Exercise description:
Please give back the listing exactly, without any of its pictures.

Data records:

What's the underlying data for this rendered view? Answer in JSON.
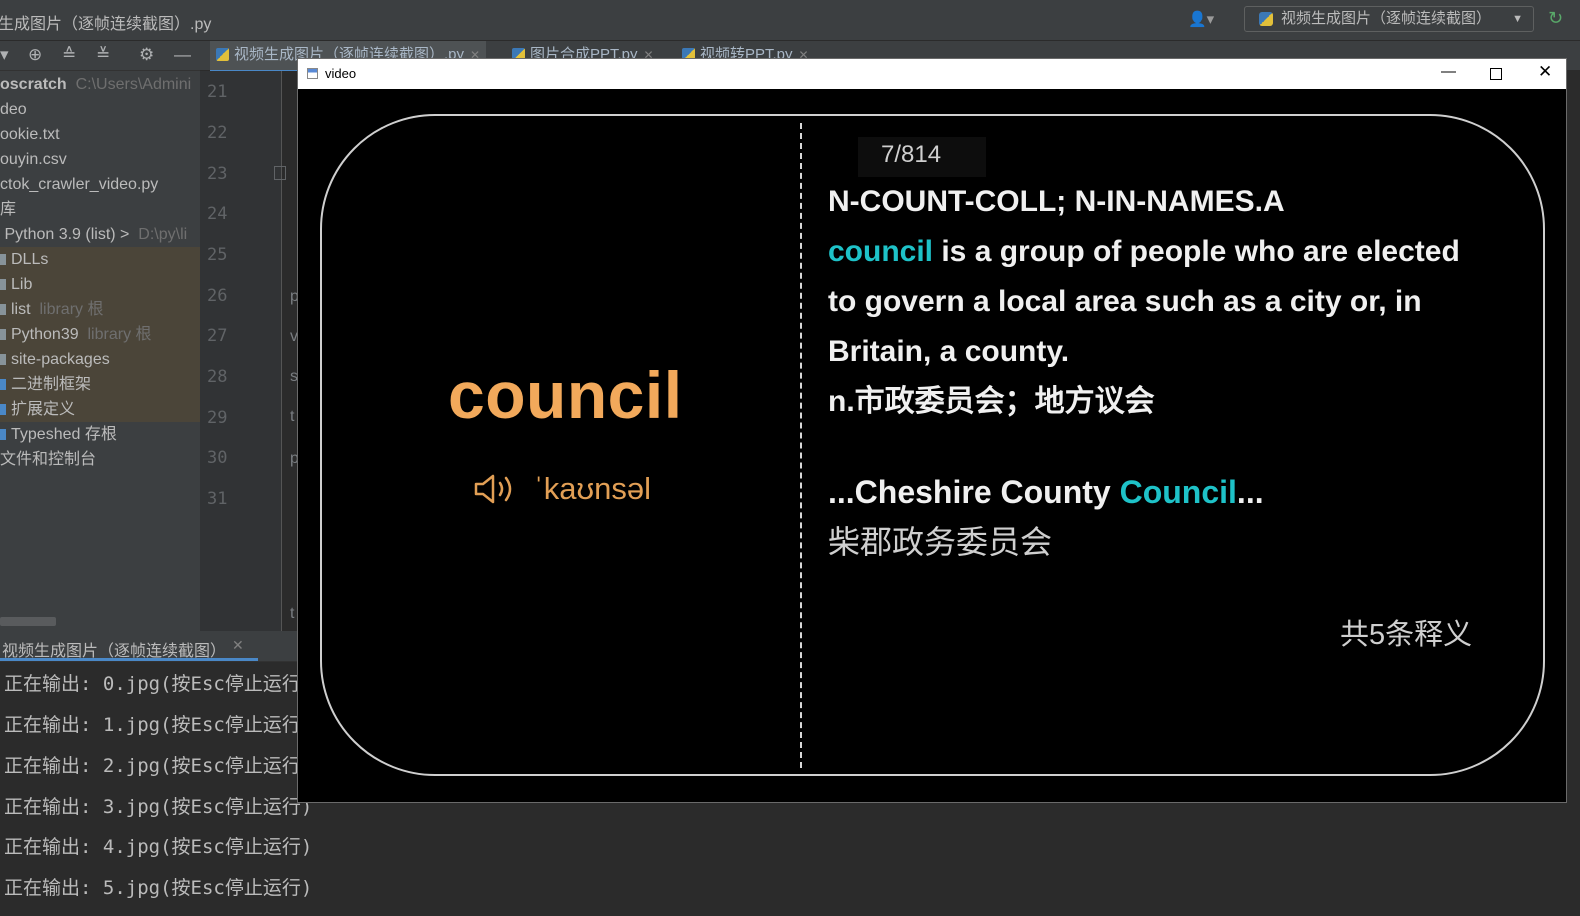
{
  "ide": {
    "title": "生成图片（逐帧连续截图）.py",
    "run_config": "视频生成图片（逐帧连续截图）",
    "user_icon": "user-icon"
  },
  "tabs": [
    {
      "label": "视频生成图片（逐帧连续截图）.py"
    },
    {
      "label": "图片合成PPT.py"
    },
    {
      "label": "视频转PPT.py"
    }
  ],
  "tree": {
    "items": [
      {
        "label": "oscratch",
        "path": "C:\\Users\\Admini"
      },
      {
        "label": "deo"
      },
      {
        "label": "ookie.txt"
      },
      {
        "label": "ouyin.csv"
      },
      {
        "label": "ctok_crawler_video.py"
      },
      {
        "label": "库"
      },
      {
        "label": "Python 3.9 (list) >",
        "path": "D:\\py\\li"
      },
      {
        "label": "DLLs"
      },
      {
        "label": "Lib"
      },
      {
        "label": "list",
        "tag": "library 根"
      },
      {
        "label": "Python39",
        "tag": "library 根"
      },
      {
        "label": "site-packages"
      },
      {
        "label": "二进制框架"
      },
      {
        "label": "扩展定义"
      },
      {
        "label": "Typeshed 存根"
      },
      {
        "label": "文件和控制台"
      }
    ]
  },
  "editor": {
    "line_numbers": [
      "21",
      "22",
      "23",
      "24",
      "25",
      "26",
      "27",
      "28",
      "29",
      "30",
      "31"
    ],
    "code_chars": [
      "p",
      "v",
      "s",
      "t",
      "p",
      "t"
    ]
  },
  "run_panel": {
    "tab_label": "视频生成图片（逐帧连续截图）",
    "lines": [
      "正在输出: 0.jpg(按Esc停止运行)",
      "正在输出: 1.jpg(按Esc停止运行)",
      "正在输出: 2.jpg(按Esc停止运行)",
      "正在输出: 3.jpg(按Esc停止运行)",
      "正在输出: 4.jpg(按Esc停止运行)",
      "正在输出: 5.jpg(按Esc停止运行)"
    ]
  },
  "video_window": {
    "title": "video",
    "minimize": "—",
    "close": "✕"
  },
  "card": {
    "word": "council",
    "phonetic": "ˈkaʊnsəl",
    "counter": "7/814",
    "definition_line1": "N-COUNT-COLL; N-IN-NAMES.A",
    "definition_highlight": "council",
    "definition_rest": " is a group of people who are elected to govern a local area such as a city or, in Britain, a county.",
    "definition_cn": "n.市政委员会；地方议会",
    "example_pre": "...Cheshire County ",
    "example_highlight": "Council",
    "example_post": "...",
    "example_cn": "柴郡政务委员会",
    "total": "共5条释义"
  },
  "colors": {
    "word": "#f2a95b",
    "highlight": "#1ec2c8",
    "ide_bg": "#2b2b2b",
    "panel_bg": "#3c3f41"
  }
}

Exercise answer:
What's the underlying data for this rendered view? Answer in JSON.
{
  "ide": {
    "title": "生成图片（逐帧连续截图）.py",
    "run_config": "视频生成图片（逐帧连续截图）",
    "user_icon": "user-icon"
  },
  "tabs": [
    {
      "label": "视频生成图片（逐帧连续截图）.py"
    },
    {
      "label": "图片合成PPT.py"
    },
    {
      "label": "视频转PPT.py"
    }
  ],
  "tree": {
    "items": [
      {
        "label": "oscratch",
        "path": "C:\\Users\\Admini"
      },
      {
        "label": "deo"
      },
      {
        "label": "ookie.txt"
      },
      {
        "label": "ouyin.csv"
      },
      {
        "label": "ctok_crawler_video.py"
      },
      {
        "label": "库"
      },
      {
        "label": "Python 3.9 (list) >",
        "path": "D:\\py\\li"
      },
      {
        "label": "DLLs"
      },
      {
        "label": "Lib"
      },
      {
        "label": "list",
        "tag": "library 根"
      },
      {
        "label": "Python39",
        "tag": "library 根"
      },
      {
        "label": "site-packages"
      },
      {
        "label": "二进制框架"
      },
      {
        "label": "扩展定义"
      },
      {
        "label": "Typeshed 存根"
      },
      {
        "label": "文件和控制台"
      }
    ]
  },
  "editor": {
    "line_numbers": [
      "21",
      "22",
      "23",
      "24",
      "25",
      "26",
      "27",
      "28",
      "29",
      "30",
      "31"
    ],
    "code_chars": [
      "p",
      "v",
      "s",
      "t",
      "p",
      "t"
    ]
  },
  "run_panel": {
    "tab_label": "视频生成图片（逐帧连续截图）",
    "lines": [
      "正在输出: 0.jpg(按Esc停止运行)",
      "正在输出: 1.jpg(按Esc停止运行)",
      "正在输出: 2.jpg(按Esc停止运行)",
      "正在输出: 3.jpg(按Esc停止运行)",
      "正在输出: 4.jpg(按Esc停止运行)",
      "正在输出: 5.jpg(按Esc停止运行)"
    ]
  },
  "video_window": {
    "title": "video",
    "minimize": "—",
    "close": "✕"
  },
  "card": {
    "word": "council",
    "phonetic": "ˈkaʊnsəl",
    "counter": "7/814",
    "definition_line1": "N-COUNT-COLL; N-IN-NAMES.A",
    "definition_highlight": "council",
    "definition_rest": " is a group of people who are elected to govern a local area such as a city or, in Britain, a county.",
    "definition_cn": "n.市政委员会；地方议会",
    "example_pre": "...Cheshire County ",
    "example_highlight": "Council",
    "example_post": "...",
    "example_cn": "柴郡政务委员会",
    "total": "共5条释义"
  },
  "colors": {
    "word": "#f2a95b",
    "highlight": "#1ec2c8",
    "ide_bg": "#2b2b2b",
    "panel_bg": "#3c3f41"
  }
}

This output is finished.